Responding to challenges and existing knowledge gaps facing the cooperative movement, this mapping research seeks to provide exhaustive information on cooperatives around the world.
This is achieved through a process jointly conducted by the ICA and its four regional offices – Cooperatives of the Americas, Cooperatives Europe, ICA Africa, and ICA Asia-Pacific – using a common methodology, designed with the support of external experts from the European Research Institute on Cooperative and Social Enterprises (Euricse).
Each office collected the input of ICA members present in the countries within its geographic area, by using a common questionnaire, and completing it with relevant national statistics, in order to obtain a picture of the national situation. As a result, the data above is collected following two strategies: 1) a survey targeting ICA cooperative members 2) collecting national statistics already available in the country. The numbers above provide aggregated data from ICA members on the number of cooperatives, as well as the number of cooperative employees and memberships in the country. More methodological information is available in the full report. In the U.S.A., the data is collected for the reference year 2017.
Mapping out cooperatives in each country provides a more precise picture of the cooperative context at national and regional levels, enhances the movement's visibility, networking, partnerships opportunities, as well as advocacy, and empowers cooperators by providing tools for positive change.
This webpage presents a snapshot of the research results for the U.S.A. For more information and the full research results, you can download the report by clicking on the links above.
Cooperatives in the United States are part of an old tradition of self-help, as old as the nation itself. Throughout history, cooperatives have allowed people to meet common needs by joining forces. The first successful cooperative in the United States was formed in 1752, when Benjamin Franklin formed the Philadelphia Contribution Fund to insure homes lost to fires.
The U.S.A. counts 10 ICA member organisations:
- National Cooperative Business Association (NCBA), is a full member and is the APEX organisation in the U.S.A.
- Nationwide Mutual Insurance Company, is a full member in the insurance sector.
- National Cooperative Bank (NCB), is a full member in the banking sector.
- National Rural Electric Cooperative Association (NRECA), is a full member in the utilities sector.
- Credit Union National Association, Inc. (CUNA), is a full member in the banking sector.
- CHS Inc., is a full member in the agricultural sector.
- National Co+op Grocers (NCG), is a full member in the consumer sector.
- CoBank, ACB, is a full member in the banking sector.
- National Society of Accounts for Co-operatives (NSAC), is an associated member in the associated work sector.
- Land O'Lakes International Development, is an associated member in the agricultural sector.
In the U.S.A. the research questionnaire was distributed to and completed by 1 ICA member organisation. The data collected was for the reference year 2017.
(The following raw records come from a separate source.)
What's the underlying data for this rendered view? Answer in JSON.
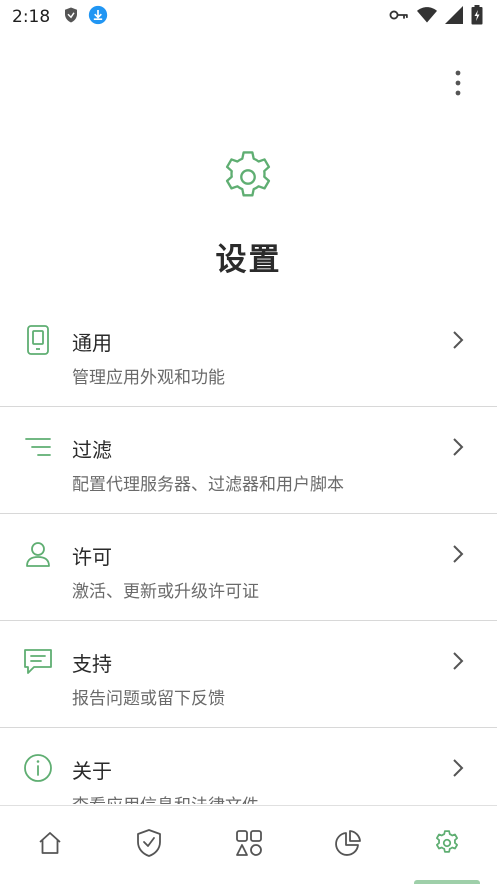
{
  "colors": {
    "accent": "#5fae72",
    "text_primary": "#2a2a2a",
    "text_secondary": "#6a6a6a",
    "divider": "#d8d8d8",
    "nav_icon": "#555555"
  },
  "status_bar": {
    "time": "2:18",
    "icons": [
      "shield-icon",
      "download-icon",
      "vpn-key-icon",
      "wifi-icon",
      "signal-icon",
      "battery-icon"
    ]
  },
  "header": {
    "title": "设置",
    "icon": "gear-icon",
    "menu_icon": "more-vertical-icon"
  },
  "settings": {
    "items": [
      {
        "icon": "phone-icon",
        "title": "通用",
        "subtitle": "管理应用外观和功能"
      },
      {
        "icon": "filter-icon",
        "title": "过滤",
        "subtitle": "配置代理服务器、过滤器和用户脚本"
      },
      {
        "icon": "user-icon",
        "title": "许可",
        "subtitle": "激活、更新或升级许可证"
      },
      {
        "icon": "chat-icon",
        "title": "支持",
        "subtitle": "报告问题或留下反馈"
      },
      {
        "icon": "info-icon",
        "title": "关于",
        "subtitle": "查看应用信息和法律文件"
      }
    ]
  },
  "bottom_nav": {
    "tabs": [
      {
        "icon": "home-icon",
        "selected": false
      },
      {
        "icon": "shield-check-icon",
        "selected": false
      },
      {
        "icon": "apps-icon",
        "selected": false
      },
      {
        "icon": "pie-chart-icon",
        "selected": false
      },
      {
        "icon": "gear-icon",
        "selected": true
      }
    ]
  }
}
The legal framework analysis aims to provide general knowledge of the national cooperative legislation and of its main characteristics and contents, with particular regard to those aspects of regulation regarding the identity of cooperatives and its distinction from other types of business organisations, notably the for-profit shareholder corporation.
It aims to evaluate whether the national legislation in place supports or hampers the development of cooperatives, and is therefore “cooperative friendly” or not, and the degree to which it may be considered so, also in comparison to the legislation in force in other countries of the ICA region, or at the supranational level.
In addition, the research aims to provide recommendations for eventual renewal of the legal frameworks in place in order to understand what changes in the current legislation would be necessary to improve its degree of “cooperative friendliness”, which is to say, to make the legislation more favourable to cooperatives, also in consideration of their specific identity. This webpage presents a snapshot of the legal framework analysis results for the U.S.A.
The United States of America is organized on a multi-layered system. With few exceptions, the federal government does not charter corporations or businesses. Each state enacts its own statutes authorizing creation of business entities. For many non-cooperative business entities, such as investment corporations, there is uniformity in much of state law as regards business and commerce due to a concerted effort by the private sector Uniform Commission on Laws. In contrast, cooperative corporation law has no uniformity among the states. Where the dominant corporate law evolved to meet the needs of financial capitalism nationally, cooperative statutes arose in different places at different times in response to different sorts of needs. State statutory law for co-ops varies widely from state to state.
As a general matter, relative to other types of businesses, co-ops are difficult to establish. With no uniform law, relatively little understanding by regulatory entities, and very sparse investment in technical assistance, people find it difficult to navigate the legal and regulatory landscape.
Cooperative policy in the U.S. is varied. In some sectors, there exists a robust set of national and state policies that enable the development and growth of cooperatives. While in other sectors, sparse and erratic policy face those who seek to use cooperatives in their economic and social endeavors. Thus, there is significant opportunity for federal, state and local policy makers to improve the policy environment with greater support for public awareness, technical assistance, and financing of the cooperative business model.
The legal frameworks analysis is a tool developed under the ICA-EU Partnership #coops4dev. It is an overview of the national legal frameworks at the time of writing. The views expressed within are not necessarily those of the ICA, nor does a reference to any specific content constitute an explicit endorsement or recommendation by the ICA.